Using the listing below, report each line holding the string "number".

##########

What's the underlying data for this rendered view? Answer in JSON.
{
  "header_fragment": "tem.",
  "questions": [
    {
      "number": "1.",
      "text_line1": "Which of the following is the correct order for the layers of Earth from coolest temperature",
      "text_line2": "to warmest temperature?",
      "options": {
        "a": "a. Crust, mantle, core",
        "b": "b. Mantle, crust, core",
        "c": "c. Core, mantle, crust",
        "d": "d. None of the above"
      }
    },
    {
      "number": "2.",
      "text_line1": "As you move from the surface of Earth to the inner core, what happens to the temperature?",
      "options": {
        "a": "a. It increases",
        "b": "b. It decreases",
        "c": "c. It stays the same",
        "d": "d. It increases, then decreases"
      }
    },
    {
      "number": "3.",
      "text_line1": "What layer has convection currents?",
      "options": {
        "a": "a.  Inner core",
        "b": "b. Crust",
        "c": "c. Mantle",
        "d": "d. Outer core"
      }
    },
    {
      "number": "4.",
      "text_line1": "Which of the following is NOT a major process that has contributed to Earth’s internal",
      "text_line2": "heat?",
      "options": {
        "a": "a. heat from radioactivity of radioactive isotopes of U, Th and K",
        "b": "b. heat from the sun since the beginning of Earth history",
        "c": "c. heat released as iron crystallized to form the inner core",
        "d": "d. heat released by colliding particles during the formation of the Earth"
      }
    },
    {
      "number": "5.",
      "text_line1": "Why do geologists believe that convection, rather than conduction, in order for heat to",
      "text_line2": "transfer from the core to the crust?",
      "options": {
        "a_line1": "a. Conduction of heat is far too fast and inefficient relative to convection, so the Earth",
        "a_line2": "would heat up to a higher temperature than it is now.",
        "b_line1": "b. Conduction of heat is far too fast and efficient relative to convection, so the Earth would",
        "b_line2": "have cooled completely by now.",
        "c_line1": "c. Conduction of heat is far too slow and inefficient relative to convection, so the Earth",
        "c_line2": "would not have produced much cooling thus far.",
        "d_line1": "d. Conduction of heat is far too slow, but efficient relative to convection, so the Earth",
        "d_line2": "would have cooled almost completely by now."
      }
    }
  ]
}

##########

*Final answer*.
      "number": "1.",
      "number": "2.",
      "number": "3.",
      "number": "4.",
      "number": "5.",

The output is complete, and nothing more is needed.